UK Grants License For E-Cigarettes As Quit Smoking Aid

In the UK, vaping is now legally licensed as a smoking aid, and e-cigarettes can now be prescribed to be used as a way for smokers to quit. Britain officially gives license to the product e-Voke as a medicinal quitting alternative.

This is sort of controversial since ironically – e-Voke is produced by a British American Tobacco – one of the world’s biggest tobacco brands. UK’s Medicines and Healthcare Products Regulatory Agency (MHRA) tells that the decision to regulate e-cigarettes is in the interests of people who can use it as a quit smoking device.

Still, many health communities are concerned about the potential risks of vaping.
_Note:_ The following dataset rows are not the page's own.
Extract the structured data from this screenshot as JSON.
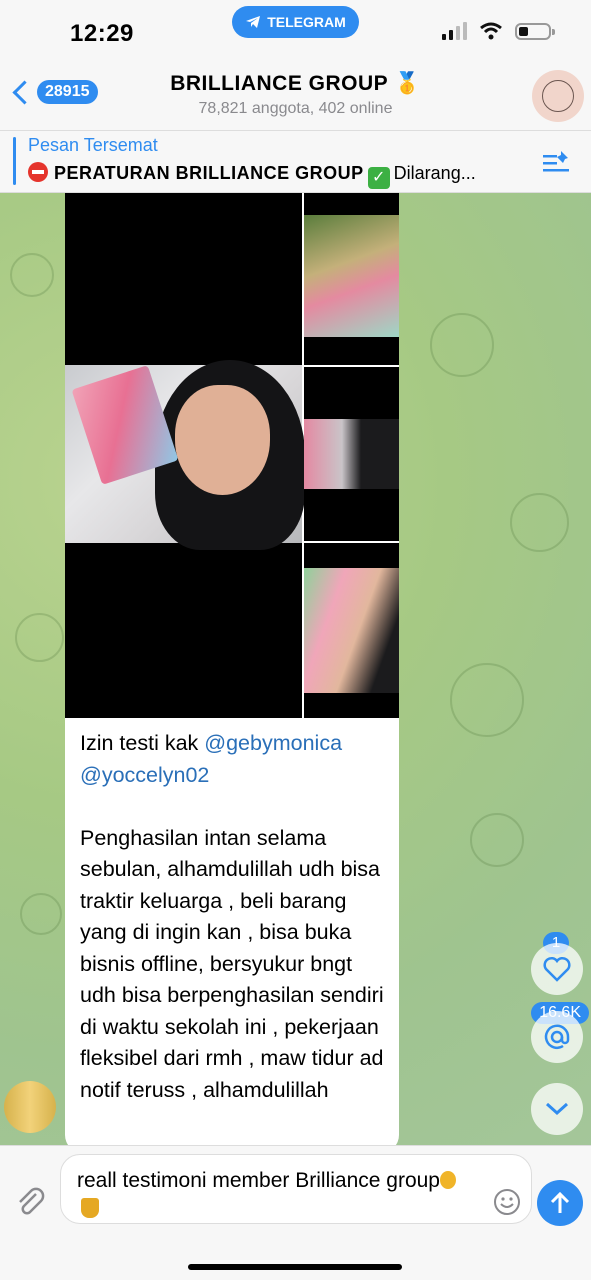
{
  "status": {
    "time": "12:29",
    "app_pill": "TELEGRAM"
  },
  "header": {
    "back_count": "28915",
    "title": "BRILLIANCE GROUP 🥇",
    "subtitle": "78,821 anggota, 402 online"
  },
  "pinned": {
    "label": "Pesan Tersemat",
    "text_bold": "PERATURAN BRILLIANCE GROUP",
    "text_rest": "Dilarang..."
  },
  "message": {
    "line_intro": "Izin testi kak ",
    "mention1": "@gebymonica",
    "mention2": "@yoccelyn02",
    "body": "Penghasilan intan selama sebulan, alhamdulillah udh bisa traktir keluarga , beli barang yang di ingin kan , bisa buka bisnis offline, bersyukur bngt udh bisa berpenghasilan sendiri di waktu sekolah ini , pekerjaan fleksibel dari rmh , maw tidur ad notif teruss , alhamdulillah"
  },
  "side": {
    "reaction_count": "1",
    "mention_count": "16.6K"
  },
  "composer": {
    "text": "reall testimoni member Brilliance group"
  },
  "colors": {
    "accent": "#2f8cf0",
    "mention": "#2a6fb8"
  },
  "icons": [
    "telegram-icon",
    "signal-icon",
    "wifi-icon",
    "battery-icon",
    "back-chevron-icon",
    "stop-icon",
    "check-icon",
    "pinned-list-icon",
    "heart-icon",
    "at-icon",
    "chevron-down-icon",
    "attach-icon",
    "emoji-icon",
    "send-arrow-icon"
  ]
}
Since it is still a new habit, long-term studies has not yet been conducted. The long-term effects are also not clear as of now, and will be further investigated by scientists.

But it is claimed that vaping is a much safer alternative, since tobacco-based cigarettes still claims nearly 6 million deaths per year, as reported by the US Centres for Disease Control and Prevention.

Public Health England reported that e-cigarettes are 95% less harmful to people’s health than regular cigarettes. Still, moderation and more research is needed on this area.

British Prime Minister David Cameron made headlines before when he endorsed e-cigarettes as a quitting aid, since he himself is an admitted smoker who struggles to quit.

“Certainly as somebody who has been through this battle a number of times, eventually relatively successfully, lots of people find different ways of doing it and certainly for some people e-cigarettes are successful. So I think we should be making clear that this is a very legitimate path for many people to improve their health and the health of the nation,” according to the Prime Minister.